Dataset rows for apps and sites
>>>>>
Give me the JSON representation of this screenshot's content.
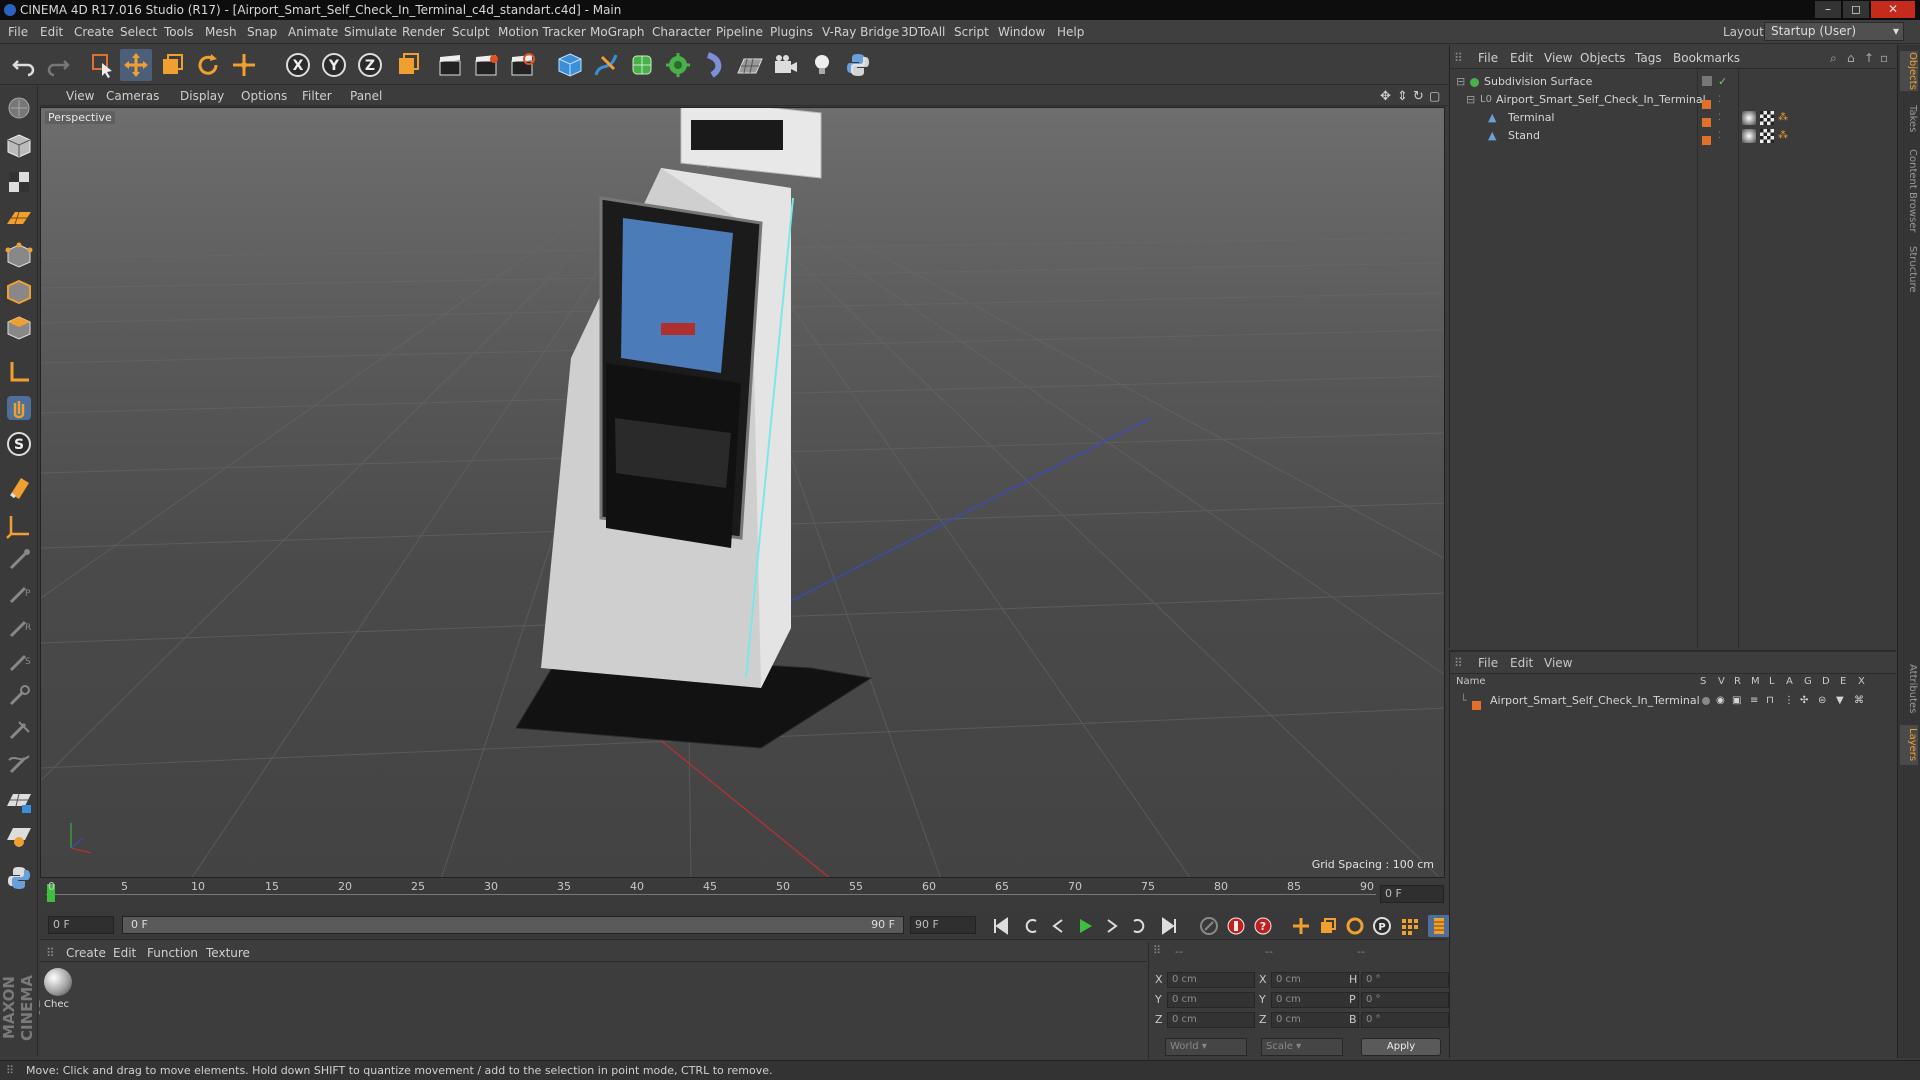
{
  "window": {
    "title": "CINEMA 4D R17.016 Studio (R17) - [Airport_Smart_Self_Check_In_Terminal_c4d_standart.c4d] - Main",
    "minimize": "–",
    "maximize": "◻",
    "close": "✕"
  },
  "menubar": {
    "items": [
      "File",
      "Edit",
      "Create",
      "Select",
      "Tools",
      "Mesh",
      "Snap",
      "Animate",
      "Simulate",
      "Render",
      "Sculpt",
      "Motion Tracker",
      "MoGraph",
      "Character",
      "Pipeline",
      "Plugins",
      "V-Ray Bridge",
      "3DToAll",
      "Script",
      "Window",
      "Help"
    ],
    "layout_label": "Layout:",
    "layout_value": "Startup (User)"
  },
  "viewport": {
    "menu": [
      "View",
      "Cameras",
      "Display",
      "Options",
      "Filter",
      "Panel"
    ],
    "label": "Perspective",
    "grid_spacing": "Grid Spacing : 100 cm"
  },
  "timeline": {
    "ticks": [
      "0",
      "5",
      "10",
      "15",
      "20",
      "25",
      "30",
      "35",
      "40",
      "45",
      "50",
      "55",
      "60",
      "65",
      "70",
      "75",
      "80",
      "85",
      "90"
    ],
    "current_frame": "0 F"
  },
  "transport": {
    "start_field": "0 F",
    "range_start": "0 F",
    "range_end": "90 F",
    "end_field": "90 F"
  },
  "materials": {
    "menu": [
      "Create",
      "Edit",
      "Function",
      "Texture"
    ],
    "items": [
      {
        "label": "Chec"
      }
    ]
  },
  "coordinates": {
    "header": [
      "--",
      "--",
      "--"
    ],
    "rows": [
      {
        "l1": "X",
        "v1": "0 cm",
        "l2": "X",
        "v2": "0 cm",
        "l3": "H",
        "v3": "0 °"
      },
      {
        "l1": "Y",
        "v1": "0 cm",
        "l2": "Y",
        "v2": "0 cm",
        "l3": "P",
        "v3": "0 °"
      },
      {
        "l1": "Z",
        "v1": "0 cm",
        "l2": "Z",
        "v2": "0 cm",
        "l3": "B",
        "v3": "0 °"
      }
    ],
    "mode": "World",
    "type": "Scale",
    "apply": "Apply"
  },
  "objects": {
    "menu": [
      "File",
      "Edit",
      "View",
      "Objects",
      "Tags",
      "Bookmarks"
    ],
    "items": [
      {
        "name": "Subdivision Surface"
      },
      {
        "name": "Airport_Smart_Self_Check_In_Terminal"
      },
      {
        "name": "Terminal"
      },
      {
        "name": "Stand"
      }
    ]
  },
  "layers": {
    "menu": [
      "File",
      "Edit",
      "View"
    ],
    "columns": [
      "Name",
      "S",
      "V",
      "R",
      "M",
      "L",
      "A",
      "G",
      "D",
      "E",
      "X"
    ],
    "rows": [
      {
        "name": "Airport_Smart_Self_Check_In_Terminal",
        "color": "#e0702a"
      }
    ]
  },
  "sidetabs": [
    "Objects",
    "Takes",
    "Content Browser",
    "Structure",
    "Attributes",
    "Layers"
  ],
  "branding": "MAXON CINEMA 4D",
  "status": "Move: Click and drag to move elements. Hold down SHIFT to quantize movement / add to the selection in point mode, CTRL to remove.",
  "colors": {
    "accent_orange": "#e0702a",
    "axis_blue": "#2a62c2",
    "selection_green": "#6ccf6c"
  }
}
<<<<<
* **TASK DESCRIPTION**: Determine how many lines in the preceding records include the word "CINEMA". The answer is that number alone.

* **TASK RESPONSE**: 2